The famous music hit. “Directed by Rian Johnson” appeared on the screen. It was over. I had just witnessed the newest Star Wars movie. For the first time watching a Star Wars film, I really did not know how to feel about it. I liked it enough, but it left me with an odd feeling that I could not describe for the rest of the day. A few hours after seeing the movie, the feeling dawned on me and I realized something about this movie. But first, let’s see what we’re working with here.
First, the nitpicks. My personal biggest letdown of the movie was Snoke. I was looking forward to seeing Snoke expanded after The Force Awakens did an incredible job of setting up this character. He was a puppet master in The Force Awakens and that film hinted at a larger role to play. Unfortunately, he was taken out easily and rather early in The Last Jedi. It diminished his perceived power and leaves the audience to wonder “Who was that guy,” and more importantly, “Why should I even care that he is dead?”
The fake-out death of Leia also did not work. Seeing her use the force like Superman regaining consciousness in outer space just did not sit well with me. I, like so many, am interested to see how Episode IX handles her with the untimely passing of Carrie Fisher.
What did work for me was the further development of the new characters. I think the core of Rey, Finn, and Poe are a solid trio and growing into fully formed characters. The new characters and locations where great and I loved the almost heist feel of this movie.
As I said though, this is more of a reaction rather than a review. So how did I feel about this movie? The Last Jedi is the most thematically complex of all the Star Wars movies.

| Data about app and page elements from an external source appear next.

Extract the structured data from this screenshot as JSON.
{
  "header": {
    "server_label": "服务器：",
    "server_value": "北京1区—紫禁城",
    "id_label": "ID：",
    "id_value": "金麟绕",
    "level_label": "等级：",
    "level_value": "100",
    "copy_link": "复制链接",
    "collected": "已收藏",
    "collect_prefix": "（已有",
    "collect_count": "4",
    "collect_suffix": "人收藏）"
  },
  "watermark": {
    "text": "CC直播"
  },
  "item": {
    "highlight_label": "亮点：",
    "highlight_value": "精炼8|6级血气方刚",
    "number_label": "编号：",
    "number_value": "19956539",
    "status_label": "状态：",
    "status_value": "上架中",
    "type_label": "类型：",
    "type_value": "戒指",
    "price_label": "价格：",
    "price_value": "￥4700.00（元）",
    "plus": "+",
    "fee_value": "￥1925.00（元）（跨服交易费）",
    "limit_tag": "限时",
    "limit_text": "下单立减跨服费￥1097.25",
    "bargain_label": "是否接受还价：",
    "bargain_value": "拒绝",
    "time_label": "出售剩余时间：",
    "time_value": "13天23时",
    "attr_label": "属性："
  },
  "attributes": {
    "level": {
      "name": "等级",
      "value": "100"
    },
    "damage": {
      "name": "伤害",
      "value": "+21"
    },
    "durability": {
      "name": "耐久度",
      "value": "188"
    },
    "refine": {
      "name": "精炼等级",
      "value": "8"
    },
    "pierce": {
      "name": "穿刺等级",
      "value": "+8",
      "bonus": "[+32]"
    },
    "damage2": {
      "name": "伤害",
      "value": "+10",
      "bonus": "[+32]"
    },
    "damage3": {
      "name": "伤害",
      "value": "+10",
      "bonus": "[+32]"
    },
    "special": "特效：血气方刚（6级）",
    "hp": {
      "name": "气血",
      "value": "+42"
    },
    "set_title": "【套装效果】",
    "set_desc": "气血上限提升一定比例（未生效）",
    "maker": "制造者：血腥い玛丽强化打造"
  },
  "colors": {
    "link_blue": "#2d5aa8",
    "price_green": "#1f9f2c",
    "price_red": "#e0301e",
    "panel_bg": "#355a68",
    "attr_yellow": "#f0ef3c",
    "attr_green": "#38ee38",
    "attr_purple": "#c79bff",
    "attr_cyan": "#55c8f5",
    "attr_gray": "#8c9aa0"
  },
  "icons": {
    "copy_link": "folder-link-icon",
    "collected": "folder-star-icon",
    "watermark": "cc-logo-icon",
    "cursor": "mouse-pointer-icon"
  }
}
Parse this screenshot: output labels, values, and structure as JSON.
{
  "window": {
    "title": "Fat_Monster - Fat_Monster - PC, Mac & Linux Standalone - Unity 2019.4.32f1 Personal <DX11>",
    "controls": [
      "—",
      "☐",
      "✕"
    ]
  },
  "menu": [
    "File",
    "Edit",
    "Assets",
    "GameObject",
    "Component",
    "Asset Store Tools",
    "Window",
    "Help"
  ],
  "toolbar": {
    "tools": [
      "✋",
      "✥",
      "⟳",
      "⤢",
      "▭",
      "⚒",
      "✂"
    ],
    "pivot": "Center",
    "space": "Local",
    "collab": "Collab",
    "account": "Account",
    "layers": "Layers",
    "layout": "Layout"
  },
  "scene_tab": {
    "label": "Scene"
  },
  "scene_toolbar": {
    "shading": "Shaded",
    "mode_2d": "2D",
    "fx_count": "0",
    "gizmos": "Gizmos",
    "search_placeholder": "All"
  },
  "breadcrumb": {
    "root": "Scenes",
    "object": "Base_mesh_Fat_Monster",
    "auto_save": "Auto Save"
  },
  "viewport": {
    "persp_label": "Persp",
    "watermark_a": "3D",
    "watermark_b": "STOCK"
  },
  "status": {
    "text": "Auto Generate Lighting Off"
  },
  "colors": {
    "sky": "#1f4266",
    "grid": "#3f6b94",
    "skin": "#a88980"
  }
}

After the buildup to find Luke Skywalker in the previous film, we find him in TLJ a broken down man, asking questions of Rey what good did the Jedi play after all and what value is there in being a legend. That is one of the greatest strengths of this movie. It not only asks itself and thus the audience to look at the value of those we’ve placed on pedestals, but also looks back at the entire Star Wars saga and asks where do we go from here? That leads to something that I wonder if the film intended to do. The Last Jedi has managed to, as Kylo says, “let the past die.”
That is the feeling I was encountering after watching this movie. It was the feeling that the past of Star Wars, the Skywalker family drama, Empire vs. Rebellion, was over. But rather than ending in a good guys have prevailed way (Return of the Jedi), the rich universe this franchise has created is still open and will move forward. This is the film that looks back at our nostalgia of Star Wars and says, “You have played your part. Now is the time to bow out gracefully and let the changes sweep over the franchise.”
Maybe even more broadly speaking, Rian Johnson has managed to take the nostalgia craze of the last ten years and say it is time to move forward. The return of franchises in films for millennials and Gen X’ers, Transformers, Indiana Jones, etc… they all brought back the memories and feelings of the original material. The Last Jedi though takes it that to the next crucial step. It is time to move forward. Much as Luke asks Rey what it means to be a legend, perhaps we should ask what does it mean to hold on to our childhood heroes and franchises?
On a personal level, I don’t know if The Last Jedi will become my favorite Star Wars film, but at this point, I can honestly say it is the most important Star Wars film. The universe we’ve witnessed from the first film, from the time we were kids, now truly feels wide open. The fate of a galaxy no longer hangs on the actions of a single family, but now hope has been placed in anyone who is willing to fight for what is right. For a rebellion. I am beyond excited to see where the franchise goes from here.